Also in Mozambique, we were invited to join the multi-stakeholder platform for Cabo Delgado, the country’s northernmost province. It is looking to achieve a coordinated approach to development initiatives. Thanks to our participation in the platform, we fostered a relationship with the African Development Bank, which funds major infrastructure projects but also takes an interest in initiatives which improve livelihoods.


Government agencies across Southern Africa continued to play an important part in our ability to deliver programmes in the different countries: 

  • our partnership with the Water Resources Management Authority in Zambia delivered tangible results in developing water user associations
  • the Department of Agriculture and Rural Development of Gauteng Province in South Africa was been essential in supporting the development of vegetable production clusters
  • we helped develop the final version of MozBoPa, Mozambique’s national good agriculture practice regulations, in partnership with the Ministry of Agriculture.


Our team grew in 2019: we hired 20 new staff members, bringing the total to 77. Of these, 40 are women.

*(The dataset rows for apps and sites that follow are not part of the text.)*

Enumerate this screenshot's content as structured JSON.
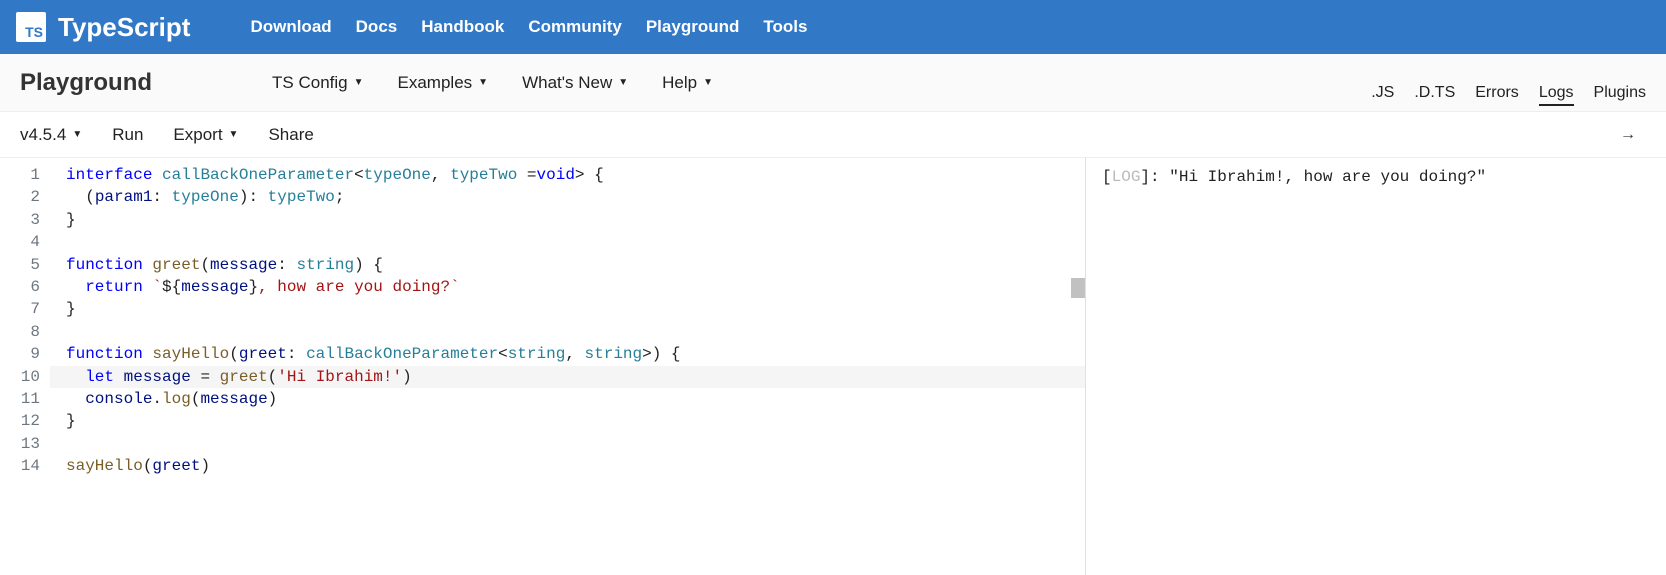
{
  "brand": {
    "logo": "TS",
    "name": "TypeScript"
  },
  "topnav": [
    "Download",
    "Docs",
    "Handbook",
    "Community",
    "Playground",
    "Tools"
  ],
  "page_title": "Playground",
  "submenu": [
    {
      "label": "TS Config",
      "caret": true
    },
    {
      "label": "Examples",
      "caret": true
    },
    {
      "label": "What's New",
      "caret": true
    },
    {
      "label": "Help",
      "caret": true
    }
  ],
  "toolbar": {
    "version": "v4.5.4",
    "run": "Run",
    "export": "Export",
    "share": "Share"
  },
  "editor": {
    "lines": [
      {
        "n": 1,
        "tokens": [
          [
            "kw",
            "interface"
          ],
          [
            "",
            " "
          ],
          [
            "type",
            "callBackOneParameter"
          ],
          [
            "",
            "<"
          ],
          [
            "type",
            "typeOne"
          ],
          [
            "",
            ", "
          ],
          [
            "type",
            "typeTwo"
          ],
          [
            "",
            " ="
          ],
          [
            "kw",
            "void"
          ],
          [
            "",
            "> {"
          ]
        ]
      },
      {
        "n": 2,
        "tokens": [
          [
            "",
            "  ("
          ],
          [
            "ident",
            "param1"
          ],
          [
            "",
            ": "
          ],
          [
            "type",
            "typeOne"
          ],
          [
            "",
            "): "
          ],
          [
            "type",
            "typeTwo"
          ],
          [
            "",
            ";"
          ]
        ]
      },
      {
        "n": 3,
        "tokens": [
          [
            "",
            "}"
          ]
        ]
      },
      {
        "n": 4,
        "tokens": [
          [
            "",
            ""
          ]
        ]
      },
      {
        "n": 5,
        "tokens": [
          [
            "kw",
            "function"
          ],
          [
            "",
            " "
          ],
          [
            "fn",
            "greet"
          ],
          [
            "",
            "("
          ],
          [
            "ident",
            "message"
          ],
          [
            "",
            ": "
          ],
          [
            "type",
            "string"
          ],
          [
            "",
            ") {"
          ]
        ]
      },
      {
        "n": 6,
        "tokens": [
          [
            "",
            "  "
          ],
          [
            "kw",
            "return"
          ],
          [
            "",
            " "
          ],
          [
            "str",
            "`"
          ],
          [
            "",
            "${"
          ],
          [
            "ident",
            "message"
          ],
          [
            "",
            "}"
          ],
          [
            "str",
            ", how are you doing?`"
          ]
        ]
      },
      {
        "n": 7,
        "tokens": [
          [
            "",
            "}"
          ]
        ]
      },
      {
        "n": 8,
        "tokens": [
          [
            "",
            ""
          ]
        ]
      },
      {
        "n": 9,
        "tokens": [
          [
            "kw",
            "function"
          ],
          [
            "",
            " "
          ],
          [
            "fn",
            "sayHello"
          ],
          [
            "",
            "("
          ],
          [
            "ident",
            "greet"
          ],
          [
            "",
            ": "
          ],
          [
            "type",
            "callBackOneParameter"
          ],
          [
            "",
            "<"
          ],
          [
            "type",
            "string"
          ],
          [
            "",
            ", "
          ],
          [
            "type",
            "string"
          ],
          [
            "",
            ">) {"
          ]
        ]
      },
      {
        "n": 10,
        "hl": true,
        "tokens": [
          [
            "",
            "  "
          ],
          [
            "kw",
            "let"
          ],
          [
            "",
            " "
          ],
          [
            "ident",
            "message"
          ],
          [
            "",
            " = "
          ],
          [
            "fn",
            "greet"
          ],
          [
            "",
            "("
          ],
          [
            "str",
            "'Hi Ibrahim!'"
          ],
          [
            "",
            ")"
          ]
        ]
      },
      {
        "n": 11,
        "tokens": [
          [
            "",
            "  "
          ],
          [
            "ident",
            "console"
          ],
          [
            "",
            "."
          ],
          [
            "fn",
            "log"
          ],
          [
            "",
            "("
          ],
          [
            "ident",
            "message"
          ],
          [
            "",
            ")"
          ]
        ]
      },
      {
        "n": 12,
        "tokens": [
          [
            "",
            "}"
          ]
        ]
      },
      {
        "n": 13,
        "tokens": [
          [
            "",
            ""
          ]
        ]
      },
      {
        "n": 14,
        "tokens": [
          [
            "fn",
            "sayHello"
          ],
          [
            "",
            "("
          ],
          [
            "ident",
            "greet"
          ],
          [
            "",
            ")"
          ]
        ]
      }
    ]
  },
  "output": {
    "tabs": [
      ".JS",
      ".D.TS",
      "Errors",
      "Logs",
      "Plugins"
    ],
    "active_tab": "Logs",
    "log_prefix": "LOG",
    "log_text": "\"Hi Ibrahim!, how are you doing?\""
  }
}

We continued to strengthen our Human Resource management. Investment was needed to establish Solidaridad Southern Africa as an employer of choice and preferred partner in sustainable system change. This will help attract a pool of competent, engaged, accountable employees who are able to adapt and innovate. 


Our HR management team implemented a set of tools, including a new manual, template for performance appraisal reviews, and a proposed employee engagement survey. These are designed to stimulate staff to:

  • cooperate and achieve the best results
  • make use of various talents, expertise and knowledge to make the difference
  • absorb the growth of the organisation.

We now also have a code of conduct, whistleblower procedure and grievance policy in place.  



As part of our thought leadership agenda, we put together an international sustainability perspectives conference in Johannesburg to celebrate Solidaridad’s 50th anniversary. It enabled us to profile the organization as a knowledgeable industry player, and highlighted environmental and social governance.

We largely achieved our aim of mainstreaming conversations about sustainability in digital solutions, agroecology, gender mainstreaming, holistic management, North-South relations, and the food-energy-water nexus. 


We hosted two media breakfasts in Mozambique and South Africa. Here, 45 journalists learned more about the impact our work achieves on the ground. The three-hour sessions included presentations of our projects and how we are moving the dial within the smallholder sector. Each session ended with a Q&A session that allowed everyone to delve deeper into the points made.  

We made sure that our work remained visible to international audiences by posting a monthly article on solidaridadnetwork.org. Meanwhile, our social media served to display the organization’s daily impact by giving updates from the field and profiling the farmers we work with. This year, our followers increased from 143 to 430 on Twitter and from 177 to 403 on Facebook. 


Branding support was another key focus for the Communications team in 2019. This saw projects like our Livestock programme being branded in a way that appeals to our primary audience: regional stakeholders, partners and farmers. 


Solidaridad Southern Africa has entities in three countries: South Africa, Zambia and Mozambique. The entities prepare separate, not consolidated financial statements. The income was € 2.8 million, slightly higher than budgeted, and expenditures were € 0.4 million lower than budget, due to which the actual result was also € 0.4 million less negative and ended at € 154,000. 

Income was higher than budget due to budget support and new projects which had not been included in the budget. Expenditure was lower than budget due to delayed reporting from one of the partners on the EU Switch project and delayed activities on the project as well as lower expenditure on staff costs due to certain budgeted positions not being filled during the year.

Please find the official audited annual accounts from the three Southern Africa legal entities below: